Understanding Composites Processing

The Knowledge in Practice Centre (KPC) is centered around a structured method of thinking about composite material manufacturing. From the top down, the heirarchy consists of:

The way that the material, shape, tooling & consumables and equipment (abbreviated as MSTE) interact with each other during a process step is critical to the outcome of the manufacturing step, and ultimately critical to the quality of the finished part. The interactions between MSTE during a process step can be numerous and complex, but the Knowledge in Practice Centre aims to make you aware of these interactions, understand how one parameter affects another, and understand how to analyze the problem using a systems based approach. Using this approach, the factory can then be developed with a complete understanding and control of all interactions.

The relationship between material, shape, tooling & consumables and equipment during a process step

Interrelationship of Function, Shape, Material & Process

Design for manufacturing is critical to ensuring the producibility of a part. Trouble arises when it is considered too late or not at all in the design process. Conversely, process design (controlling the interactions between shape, material, tooling & consumables and equipment to achieve a desired outcome) must always consider the shape and material of the part. Ashby has developed and popularized the approach linking design (function) to the choice of material and shape, which influence the process selected and vice versa, as shown below:

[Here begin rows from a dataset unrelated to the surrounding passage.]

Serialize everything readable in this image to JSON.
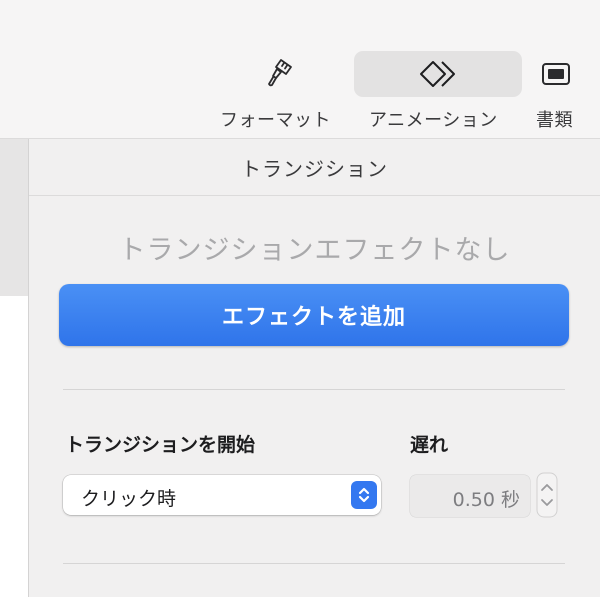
{
  "toolbar": {
    "buttons": [
      {
        "label": "フォーマット",
        "icon": "paintbrush-icon",
        "selected": false
      },
      {
        "label": "アニメーション",
        "icon": "animation-diamonds-icon",
        "selected": true
      },
      {
        "label": "書類",
        "icon": "document-icon",
        "selected": false
      }
    ]
  },
  "inspector": {
    "header": "トランジション",
    "empty_state": "トランジションエフェクトなし",
    "add_effect_button": "エフェクトを追加",
    "start_label": "トランジションを開始",
    "start_value": "クリック時",
    "delay_label": "遅れ",
    "delay_value": "0.50 秒"
  },
  "colors": {
    "accent": "#3478f0",
    "button_blue": "#3a82f2",
    "panel_bg": "#f1f0f0"
  }
}
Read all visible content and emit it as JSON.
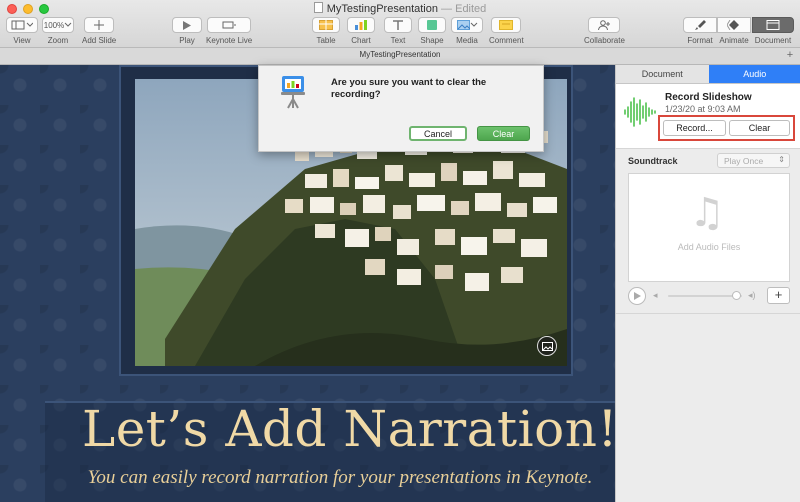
{
  "window": {
    "title": "MyTestingPresentation",
    "edited_suffix": "— Edited",
    "tab_title": "MyTestingPresentation"
  },
  "toolbar": {
    "view_label": "View",
    "zoom_value": "100%",
    "zoom_label": "Zoom",
    "add_slide_label": "Add Slide",
    "play_label": "Play",
    "keynote_live_label": "Keynote Live",
    "table_label": "Table",
    "chart_label": "Chart",
    "text_label": "Text",
    "shape_label": "Shape",
    "media_label": "Media",
    "comment_label": "Comment",
    "collaborate_label": "Collaborate",
    "format_label": "Format",
    "animate_label": "Animate",
    "document_label": "Document"
  },
  "slide": {
    "title": "Let’s Add Narration!",
    "subtitle": "You can easily record narration for your presentations in Keynote."
  },
  "dialog": {
    "message": "Are you sure you want to clear the recording?",
    "cancel_label": "Cancel",
    "clear_label": "Clear"
  },
  "inspector": {
    "tabs": [
      {
        "label": "Document",
        "active": false
      },
      {
        "label": "Audio",
        "active": true
      }
    ],
    "recording": {
      "title": "Record Slideshow",
      "date": "1/23/20 at 9:03 AM",
      "record_label": "Record...",
      "clear_label": "Clear"
    },
    "soundtrack": {
      "label": "Soundtrack",
      "play_mode": "Play Once",
      "drop_text": "Add Audio Files"
    },
    "player": {
      "volume_level": 0.92,
      "add_label": "+"
    }
  },
  "colors": {
    "accent": "#2f7ff7",
    "clear_button": "#55ab55",
    "highlight_outline": "#d9473b",
    "slide_background": "#2b3f5f",
    "title_gold": "#f0d9a6"
  },
  "icons": {
    "view": "sidebar-view-icon",
    "add_slide": "plus-icon",
    "play": "play-icon",
    "keynote_live": "monitor-icon",
    "table": "table-icon",
    "chart": "chart-icon",
    "text": "text-icon",
    "shape": "shape-icon",
    "media": "media-icon",
    "comment": "comment-icon",
    "collaborate": "person-plus-icon",
    "format": "paintbrush-icon",
    "animate": "diamond-icon",
    "document": "document-icon",
    "waveform": "waveform-icon",
    "music_note": "music-note-icon",
    "image_badge": "image-icon"
  }
}
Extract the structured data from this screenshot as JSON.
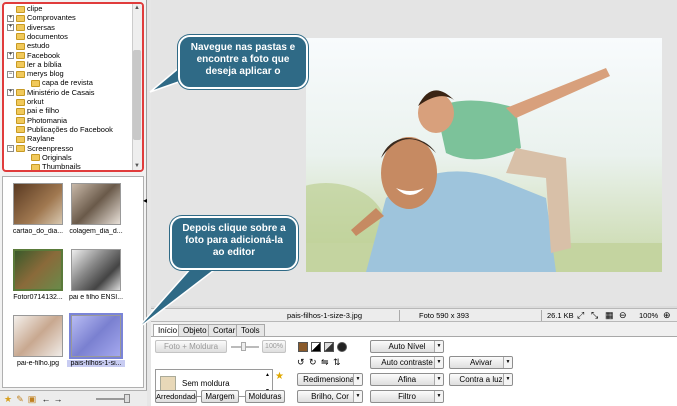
{
  "tree": {
    "items": [
      {
        "label": "clipe",
        "level": 1,
        "expander": ""
      },
      {
        "label": "Comprovantes",
        "level": 1,
        "expander": "+"
      },
      {
        "label": "diversas",
        "level": 1,
        "expander": "+"
      },
      {
        "label": "documentos",
        "level": 1,
        "expander": ""
      },
      {
        "label": "estudo",
        "level": 1,
        "expander": ""
      },
      {
        "label": "Facebook",
        "level": 1,
        "expander": "+"
      },
      {
        "label": "ler a bíblia",
        "level": 1,
        "expander": ""
      },
      {
        "label": "merys blog",
        "level": 1,
        "expander": "−"
      },
      {
        "label": "capa de revista",
        "level": 2,
        "expander": ""
      },
      {
        "label": "Ministério de Casais",
        "level": 1,
        "expander": "+"
      },
      {
        "label": "orkut",
        "level": 1,
        "expander": ""
      },
      {
        "label": "pai e filho",
        "level": 1,
        "expander": ""
      },
      {
        "label": "Photomania",
        "level": 1,
        "expander": ""
      },
      {
        "label": "Publicações do Facebook",
        "level": 1,
        "expander": ""
      },
      {
        "label": "Raylane",
        "level": 1,
        "expander": ""
      },
      {
        "label": "Screenpresso",
        "level": 1,
        "expander": "−"
      },
      {
        "label": "Originals",
        "level": 2,
        "expander": ""
      },
      {
        "label": "Thumbnails",
        "level": 2,
        "expander": ""
      }
    ]
  },
  "thumbnails": [
    {
      "caption": "cartao_do_dia...",
      "color": "#7a5a3c",
      "selected": false
    },
    {
      "caption": "colagem_dia_d...",
      "color": "#b0a090",
      "selected": false
    },
    {
      "caption": "Fotor0714132...",
      "color": "#5a7a3a",
      "selected": false
    },
    {
      "caption": "pai e filho ENSI...",
      "color": "#8a8a8a",
      "selected": false
    },
    {
      "caption": "pai-e-filho.jpg",
      "color": "#d8d0c8",
      "selected": false
    },
    {
      "caption": "pais-filhos-1-si...",
      "color": "#9aa0e8",
      "selected": true
    }
  ],
  "callouts": {
    "top": "Navegue nas pastas e encontre a foto que deseja aplicar o",
    "bottom": "Depois clique sobre a foto para adicioná-la ao editor"
  },
  "status": {
    "filename": "pais-filhos-1-size-3.jpg",
    "dimensions": "Foto 590 x 393",
    "filesize": "26.1 KB",
    "zoom": "100%",
    "zoom2": "100%"
  },
  "editor": {
    "tabs": [
      "Início",
      "Objeto",
      "Cortar",
      "Tools"
    ],
    "foto_moldura": "Foto + Moldura",
    "opacity": "100%",
    "frame_label": "Sem moldura",
    "arredondado": "Arredondado",
    "margem": "Margem",
    "molduras": "Molduras",
    "auto_nivel": "Auto Nível",
    "auto_contraste": "Auto contraste",
    "afina": "Afina",
    "filtro": "Filtro",
    "redimensionar": "Redimensionar",
    "brilho_cor": "Brilho, Cor",
    "avivar": "Avivar",
    "contra_luz": "Contra a luz"
  }
}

The relationship between function, material, shape and process

Within the Knowledge in Practice Centre the same methodology is applied but the process is more fully defined by also explicitly calling out the equipment and tooling & consumables. Note that in common usage, a process which consists of many steps can be arbitrarily defined by just one step, e.g. "spray-up". Though convenient, this can be misleading.

The relationship between function, material, shape and process consisting of Equipment and Tooling and consumables


The KPC's Practice and Case Study volumes consist of three types of workflows:

  • Development - Analyzing the interactions between MSTE in the process steps to make decisions on processing parameters and understanding how the process steps and factory cells fit within the factory.
  • Troubleshooting - Guiding you to possible causes of processing issues affecting either cost, rate or quality and directing you to the most appropriate development workflow to improve the process
  • Optimization - An expansion on the development workflows where a larger number of options are considered to achieve the best mixture of cost, rate & quality for your application.